What needs to be done:
While copying the entries exactly, leave out each picture they contain.

____________________

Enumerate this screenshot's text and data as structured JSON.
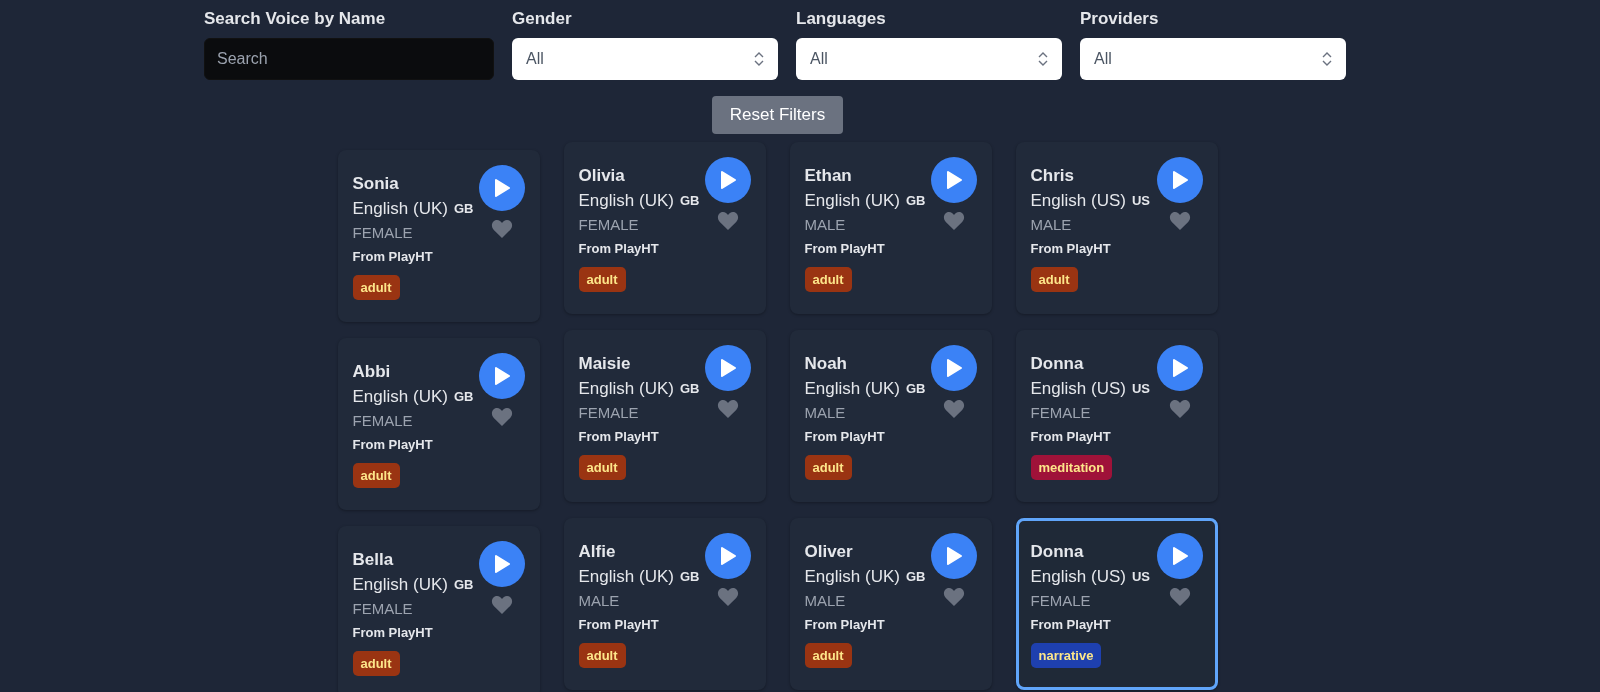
{
  "filters": {
    "search": {
      "label": "Search Voice by Name",
      "placeholder": "Search"
    },
    "selects": [
      {
        "label": "Gender",
        "value": "All"
      },
      {
        "label": "Languages",
        "value": "All"
      },
      {
        "label": "Providers",
        "value": "All"
      }
    ],
    "reset_button": "Reset Filters"
  },
  "voices": [
    {
      "name": "Sonia",
      "language": "English (UK)",
      "country": "GB",
      "gender": "FEMALE",
      "provider": "From PlayHT",
      "tag": "adult",
      "color": "#9a3412",
      "selected": false
    },
    {
      "name": "Olivia",
      "language": "English (UK)",
      "country": "GB",
      "gender": "FEMALE",
      "provider": "From PlayHT",
      "tag": "adult",
      "color": "#9a3412",
      "selected": false
    },
    {
      "name": "Ethan",
      "language": "English (UK)",
      "country": "GB",
      "gender": "MALE",
      "provider": "From PlayHT",
      "tag": "adult",
      "color": "#9a3412",
      "selected": false
    },
    {
      "name": "Chris",
      "language": "English (US)",
      "country": "US",
      "gender": "MALE",
      "provider": "From PlayHT",
      "tag": "adult",
      "color": "#9a3412",
      "selected": false
    },
    {
      "name": "Abbi",
      "language": "English (UK)",
      "country": "GB",
      "gender": "FEMALE",
      "provider": "From PlayHT",
      "tag": "adult",
      "color": "#9a3412",
      "selected": false
    },
    {
      "name": "Maisie",
      "language": "English (UK)",
      "country": "GB",
      "gender": "FEMALE",
      "provider": "From PlayHT",
      "tag": "adult",
      "color": "#9a3412",
      "selected": false
    },
    {
      "name": "Noah",
      "language": "English (UK)",
      "country": "GB",
      "gender": "MALE",
      "provider": "From PlayHT",
      "tag": "adult",
      "color": "#9a3412",
      "selected": false
    },
    {
      "name": "Donna",
      "language": "English (US)",
      "country": "US",
      "gender": "FEMALE",
      "provider": "From PlayHT",
      "tag": "meditation",
      "color": "#9f1239",
      "selected": false
    },
    {
      "name": "Bella",
      "language": "English (UK)",
      "country": "GB",
      "gender": "FEMALE",
      "provider": "From PlayHT",
      "tag": "adult",
      "color": "#9a3412",
      "selected": false
    },
    {
      "name": "Alfie",
      "language": "English (UK)",
      "country": "GB",
      "gender": "MALE",
      "provider": "From PlayHT",
      "tag": "adult",
      "color": "#9a3412",
      "selected": false
    },
    {
      "name": "Oliver",
      "language": "English (UK)",
      "country": "GB",
      "gender": "MALE",
      "provider": "From PlayHT",
      "tag": "adult",
      "color": "#9a3412",
      "selected": false
    },
    {
      "name": "Donna",
      "language": "English (US)",
      "country": "US",
      "gender": "FEMALE",
      "provider": "From PlayHT",
      "tag": "narrative",
      "color": "#1e40af",
      "selected": true
    }
  ]
}
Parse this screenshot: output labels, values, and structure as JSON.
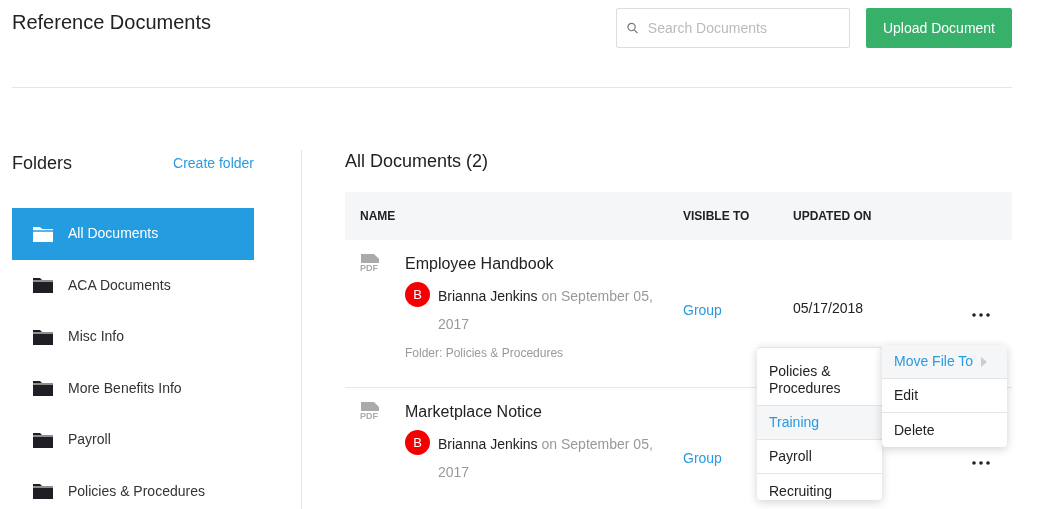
{
  "page": {
    "title": "Reference Documents"
  },
  "search": {
    "placeholder": "Search Documents"
  },
  "upload_button": "Upload Document",
  "sidebar": {
    "title": "Folders",
    "create_link": "Create folder",
    "items": [
      {
        "label": "All Documents",
        "selected": true
      },
      {
        "label": "ACA Documents",
        "selected": false
      },
      {
        "label": "Misc Info",
        "selected": false
      },
      {
        "label": "More Benefits Info",
        "selected": false
      },
      {
        "label": "Payroll",
        "selected": false
      },
      {
        "label": "Policies & Procedures",
        "selected": false
      }
    ]
  },
  "main": {
    "title": "All Documents (2)",
    "table": {
      "columns": [
        "NAME",
        "VISIBLE TO",
        "UPDATED ON"
      ],
      "rows": [
        {
          "name": "Employee Handbook",
          "file_type": "PDF",
          "avatar": "B",
          "author": "Brianna Jenkins",
          "date_text": "on September 05, 2017",
          "folder": "Folder: Policies & Procedures",
          "visible_to": "Group",
          "updated_on": "05/17/2018"
        },
        {
          "name": "Marketplace Notice",
          "file_type": "PDF",
          "avatar": "B",
          "author": "Brianna Jenkins",
          "date_text": "on September 05, 2017",
          "visible_to": "Group"
        }
      ]
    }
  },
  "context_menu": {
    "items": [
      {
        "label": "Move File To",
        "selected": true,
        "submenu": true
      },
      {
        "label": "Edit",
        "selected": false,
        "submenu": false
      },
      {
        "label": "Delete",
        "selected": false,
        "submenu": false
      }
    ]
  },
  "submenu": {
    "items": [
      {
        "label": "Policies & Procedures",
        "selected": false
      },
      {
        "label": "Training",
        "selected": true
      },
      {
        "label": "Payroll",
        "selected": false
      },
      {
        "label": "Recruiting",
        "selected": false
      }
    ]
  }
}
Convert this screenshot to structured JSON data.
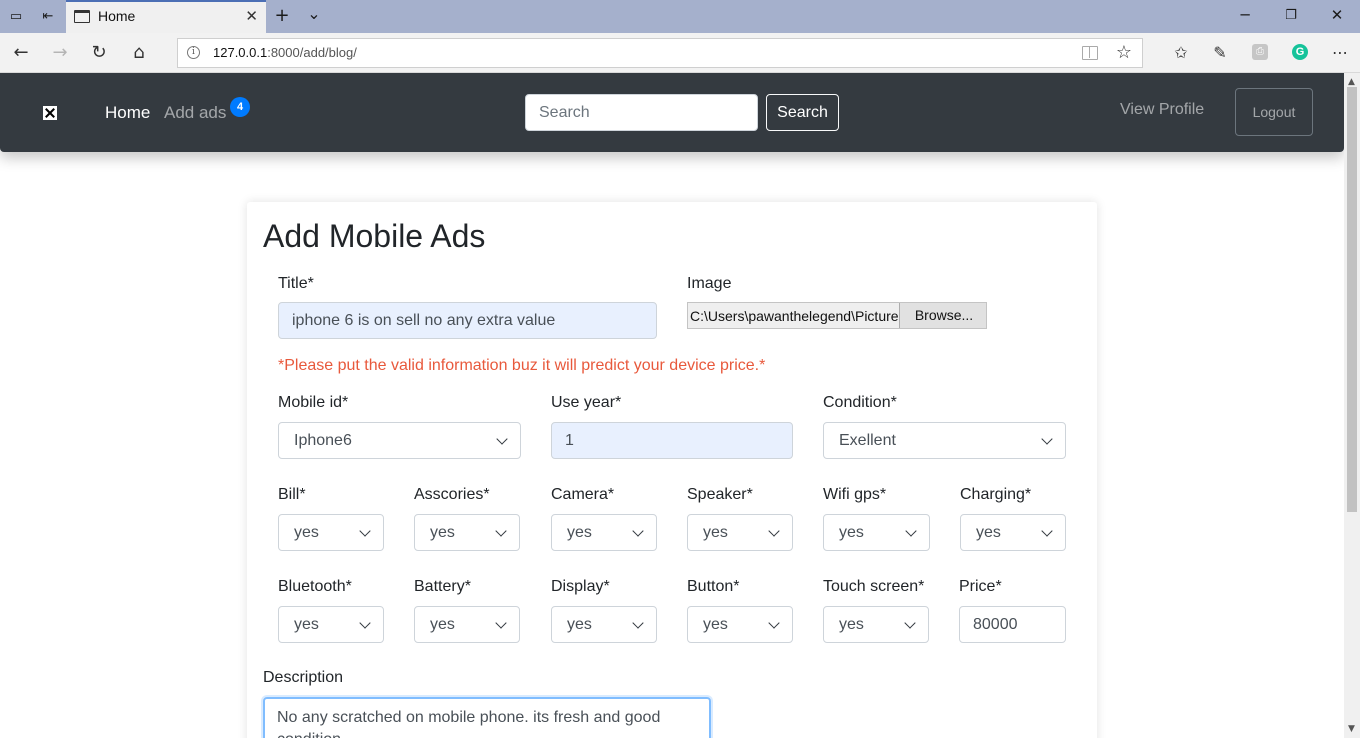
{
  "browser": {
    "tab_title": "Home",
    "url_host": "127.0.0.1",
    "url_path": ":8000/add/blog/",
    "new_tab_glyph": "+",
    "tab_menu_glyph": "⌄"
  },
  "navbar": {
    "home": "Home",
    "add_ads": "Add ads",
    "badge_count": "4",
    "search_placeholder": "Search",
    "search_button": "Search",
    "view_profile": "View Profile",
    "logout": "Logout"
  },
  "form": {
    "title": "Add Mobile Ads",
    "title_label": "Title*",
    "title_value": "iphone 6 is on sell no any extra value",
    "image_label": "Image",
    "image_path": "C:\\Users\\pawanthelegend\\Pictures",
    "browse_button": "Browse...",
    "warning": "*Please put the valid information buz it will predict your device price.*",
    "mobile_id_label": "Mobile id*",
    "mobile_id_value": "Iphone6",
    "use_year_label": "Use year*",
    "use_year_value": "1",
    "condition_label": "Condition*",
    "condition_value": "Exellent",
    "row1": [
      {
        "label": "Bill*",
        "value": "yes"
      },
      {
        "label": "Asscories*",
        "value": "yes"
      },
      {
        "label": "Camera*",
        "value": "yes"
      },
      {
        "label": "Speaker*",
        "value": "yes"
      },
      {
        "label": "Wifi gps*",
        "value": "yes"
      },
      {
        "label": "Charging*",
        "value": "yes"
      }
    ],
    "row2": [
      {
        "label": "Bluetooth*",
        "value": "yes"
      },
      {
        "label": "Battery*",
        "value": "yes"
      },
      {
        "label": "Display*",
        "value": "yes"
      },
      {
        "label": "Button*",
        "value": "yes"
      }
    ],
    "touch_label": "Touch screen*",
    "touch_value": "yes",
    "price_label": "Price*",
    "price_value": "80000",
    "description_label": "Description",
    "description_value": "No any scratched on mobile phone. its fresh and good condition"
  },
  "colors": {
    "navbar_bg": "#343a40",
    "badge": "#007bff",
    "warning_text": "#e8593c",
    "autofill_bg": "#e8f0fe"
  }
}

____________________

Response to the exercise:
Enumerate this screenshot's text and data as structured JSON.
{
  "filters": {
    "search": {
      "label": "Search Voice by Name",
      "placeholder": "Search"
    },
    "selects": [
      {
        "label": "Gender",
        "value": "All"
      },
      {
        "label": "Languages",
        "value": "All"
      },
      {
        "label": "Providers",
        "value": "All"
      }
    ],
    "reset_button": "Reset Filters"
  },
  "voices": [
    {
      "name": "Sonia",
      "language": "English (UK)",
      "country": "GB",
      "gender": "FEMALE",
      "provider": "From PlayHT",
      "tag": "adult",
      "color": "#9a3412",
      "selected": false
    },
    {
      "name": "Olivia",
      "language": "English (UK)",
      "country": "GB",
      "gender": "FEMALE",
      "provider": "From PlayHT",
      "tag": "adult",
      "color": "#9a3412",
      "selected": false
    },
    {
      "name": "Ethan",
      "language": "English (UK)",
      "country": "GB",
      "gender": "MALE",
      "provider": "From PlayHT",
      "tag": "adult",
      "color": "#9a3412",
      "selected": false
    },
    {
      "name": "Chris",
      "language": "English (US)",
      "country": "US",
      "gender": "MALE",
      "provider": "From PlayHT",
      "tag": "adult",
      "color": "#9a3412",
      "selected": false
    },
    {
      "name": "Abbi",
      "language": "English (UK)",
      "country": "GB",
      "gender": "FEMALE",
      "provider": "From PlayHT",
      "tag": "adult",
      "color": "#9a3412",
      "selected": false
    },
    {
      "name": "Maisie",
      "language": "English (UK)",
      "country": "GB",
      "gender": "FEMALE",
      "provider": "From PlayHT",
      "tag": "adult",
      "color": "#9a3412",
      "selected": false
    },
    {
      "name": "Noah",
      "language": "English (UK)",
      "country": "GB",
      "gender": "MALE",
      "provider": "From PlayHT",
      "tag": "adult",
      "color": "#9a3412",
      "selected": false
    },
    {
      "name": "Donna",
      "language": "English (US)",
      "country": "US",
      "gender": "FEMALE",
      "provider": "From PlayHT",
      "tag": "meditation",
      "color": "#9f1239",
      "selected": false
    },
    {
      "name": "Bella",
      "language": "English (UK)",
      "country": "GB",
      "gender": "FEMALE",
      "provider": "From PlayHT",
      "tag": "adult",
      "color": "#9a3412",
      "selected": false
    },
    {
      "name": "Alfie",
      "language": "English (UK)",
      "country": "GB",
      "gender": "MALE",
      "provider": "From PlayHT",
      "tag": "adult",
      "color": "#9a3412",
      "selected": false
    },
    {
      "name": "Oliver",
      "language": "English (UK)",
      "country": "GB",
      "gender": "MALE",
      "provider": "From PlayHT",
      "tag": "adult",
      "color": "#9a3412",
      "selected": false
    },
    {
      "name": "Donna",
      "language": "English (US)",
      "country": "US",
      "gender": "FEMALE",
      "provider": "From PlayHT",
      "tag": "narrative",
      "color": "#1e40af",
      "selected": true
    }
  ]
}
Parse this screenshot: output labels, values, and structure as JSON.
{
  "page": {
    "title": "Reference Documents"
  },
  "search": {
    "placeholder": "Search Documents"
  },
  "upload_button": "Upload Document",
  "sidebar": {
    "title": "Folders",
    "create_link": "Create folder",
    "items": [
      {
        "label": "All Documents",
        "selected": true
      },
      {
        "label": "ACA Documents",
        "selected": false
      },
      {
        "label": "Misc Info",
        "selected": false
      },
      {
        "label": "More Benefits Info",
        "selected": false
      },
      {
        "label": "Payroll",
        "selected": false
      },
      {
        "label": "Policies & Procedures",
        "selected": false
      }
    ]
  },
  "main": {
    "title": "All Documents (2)",
    "table": {
      "columns": [
        "NAME",
        "VISIBLE TO",
        "UPDATED ON"
      ],
      "rows": [
        {
          "name": "Employee Handbook",
          "file_type": "PDF",
          "avatar": "B",
          "author": "Brianna Jenkins",
          "date_text": "on September 05, 2017",
          "folder": "Folder: Policies & Procedures",
          "visible_to": "Group",
          "updated_on": "05/17/2018"
        },
        {
          "name": "Marketplace Notice",
          "file_type": "PDF",
          "avatar": "B",
          "author": "Brianna Jenkins",
          "date_text": "on September 05, 2017",
          "visible_to": "Group"
        }
      ]
    }
  },
  "context_menu": {
    "items": [
      {
        "label": "Move File To",
        "selected": true,
        "submenu": true
      },
      {
        "label": "Edit",
        "selected": false,
        "submenu": false
      },
      {
        "label": "Delete",
        "selected": false,
        "submenu": false
      }
    ]
  },
  "submenu": {
    "items": [
      {
        "label": "Policies & Procedures",
        "selected": false
      },
      {
        "label": "Training",
        "selected": true
      },
      {
        "label": "Payroll",
        "selected": false
      },
      {
        "label": "Recruiting",
        "selected": false
      }
    ]
  }
}
Convert this screenshot to structured JSON data.
{
  "browser": {
    "tab_title": "Home",
    "url_host": "127.0.0.1",
    "url_path": ":8000/add/blog/",
    "new_tab_glyph": "+",
    "tab_menu_glyph": "⌄"
  },
  "navbar": {
    "home": "Home",
    "add_ads": "Add ads",
    "badge_count": "4",
    "search_placeholder": "Search",
    "search_button": "Search",
    "view_profile": "View Profile",
    "logout": "Logout"
  },
  "form": {
    "title": "Add Mobile Ads",
    "title_label": "Title*",
    "title_value": "iphone 6 is on sell no any extra value",
    "image_label": "Image",
    "image_path": "C:\\Users\\pawanthelegend\\Pictures",
    "browse_button": "Browse...",
    "warning": "*Please put the valid information buz it will predict your device price.*",
    "mobile_id_label": "Mobile id*",
    "mobile_id_value": "Iphone6",
    "use_year_label": "Use year*",
    "use_year_value": "1",
    "condition_label": "Condition*",
    "condition_value": "Exellent",
    "row1": [
      {
        "label": "Bill*",
        "value": "yes"
      },
      {
        "label": "Asscories*",
        "value": "yes"
      },
      {
        "label": "Camera*",
        "value": "yes"
      },
      {
        "label": "Speaker*",
        "value": "yes"
      },
      {
        "label": "Wifi gps*",
        "value": "yes"
      },
      {
        "label": "Charging*",
        "value": "yes"
      }
    ],
    "row2": [
      {
        "label": "Bluetooth*",
        "value": "yes"
      },
      {
        "label": "Battery*",
        "value": "yes"
      },
      {
        "label": "Display*",
        "value": "yes"
      },
      {
        "label": "Button*",
        "value": "yes"
      }
    ],
    "touch_label": "Touch screen*",
    "touch_value": "yes",
    "price_label": "Price*",
    "price_value": "80000",
    "description_label": "Description",
    "description_value": "No any scratched on mobile phone. its fresh and good condition"
  },
  "colors": {
    "navbar_bg": "#343a40",
    "badge": "#007bff",
    "warning_text": "#e8593c",
    "autofill_bg": "#e8f0fe"
  }
}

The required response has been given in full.